Anyway! I am thinking about Yes-But cards lately, and the various forms they could take. I am also sensitive of working on multiple projects here at MM, but it’s okay, because this is a mechanic, not a game. Heck, it might even find its way into You Gotta Do… if I’m not careful.

This post is audience-participation. First, imagine five little decks of cards in front of you:











The five “directions” the decks are named for are meant to reflect ways a character or entity might “move” its energy in an attempt to affect something. Assume you only draw cards when a character is trying to affect something outside him/her/itself.

Cards say how the situation changes, with a statement that begins with “yes, but”. They will need some interpretation; assume that there are some other rules about who guides the interpretation and how (in short, don’t worry about it for now).

Question 1: can you imagine a fictional situation in an RPG wherein it’d be difficult or impossible to decide in which of the above ways a character was trying to change the situation?

Question 2: draw a card from one of the decks. What can you imagine it telling you? (Please say which deck, and feel free to give multiple answers or answers for multiple decks.)


October 11, 2007 Posted by | Games in Development, You Gotta Do What You Gotta Do | 4 Comments

Introducing Me

It looks like I managed to score the position of first non-podcaster on Master Mines. I’m honored. I’m also excited about participating here.

My name is Ben Taggart. By day, I’m a software engineer. Specifically, I’m in charge of multiplayer and UI development at Airtight Games in Redmond, WA. That means that my life is almost 100% game-related. This does, in fact, make me the luckiest man in the world.

My game is currently called Human Events, a space opera rpg. I’m currently in the Designing phase, though most of my effort now is in research.
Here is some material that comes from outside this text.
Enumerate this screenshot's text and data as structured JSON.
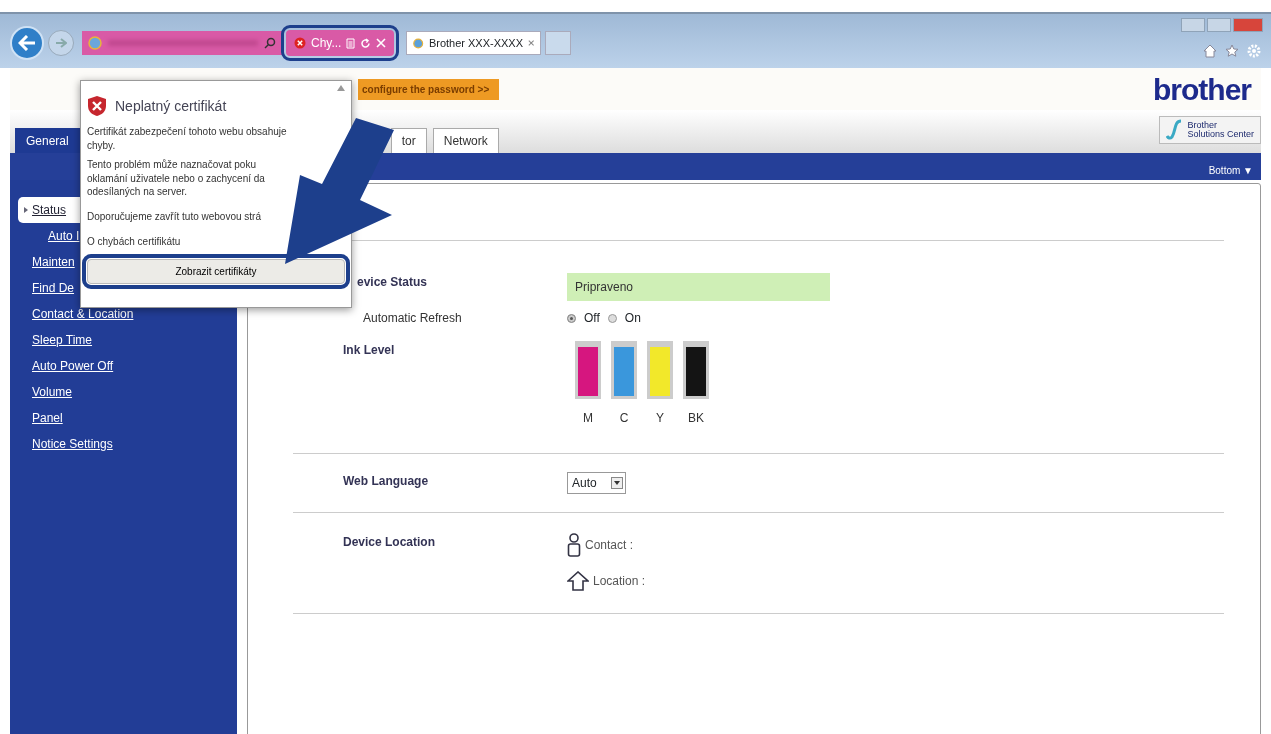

I’m looking at games that handle the sci-fi genres similar to my own, as well as games that provide mechanics similar to the ones I’m looking for. My official notes are kept on a wiki here. I would appreciate any comments you wish to post there, though I will try to avoid referring people to wiki links when I post here. That being said, I will probably not be as verbose in posts here if I have already entered detailed notes on my wiki.

Human Events is set approximately 150 years in our earth’s future and includes pan-galactic civilizations and FTL travel. The setting, however, is not where I expect Master Mines to help me the most. I am attempting to design a game system specifically for a space opera setting. Traditional RPGs seem to focus on what a person can “do”. I’m trying to focus on what a person can “accomplish”. The difference in my own personal lexicon is that accomplishing something takes into account all the resources at my disposal, while doing something focuses primarily on my personal skills and abilities.

I don’t know if I’m being clear here, so I’ll try to state this in one other way. All the sci-fi RPGs I’ve seen so far place mechanical weight on things I am (I have an IQ of <IQ>), things I can do (I can hack this computer with a proficiency of <Computer Hacking>), and things I have (This gun does <Damage> damage). Everything else seems to fall under the nebulous cover of “roleplaying”. In Human Events, I intend to make a black market contact as valuable to my character (mechanically) as a gun, a ship or a skill.

At the same time, certain things will be a bit more abstracted. Combat falls particularly under this category. While combat will still be an important game element, the number of plasma pistol shots my character can survive without power armor becomes increasingly zero in any realistic future setting. This means that combat serves as a story element rather than a mechanical obstacle, and even failing in a combat encounter provides new opportunities for a character rather than taking them away.

My background is almost exclusively traditional, crunchy games like D&D and Rifts, and I’m sure this game will reflect that, but I’m hoping to combine narrative control mechanics with traditional gamist/simulationist elements to create a story-based, pulp-action experience, and I look forward to having your help with this.

October 11, 2007 Posted by | Human Events | | 7 Comments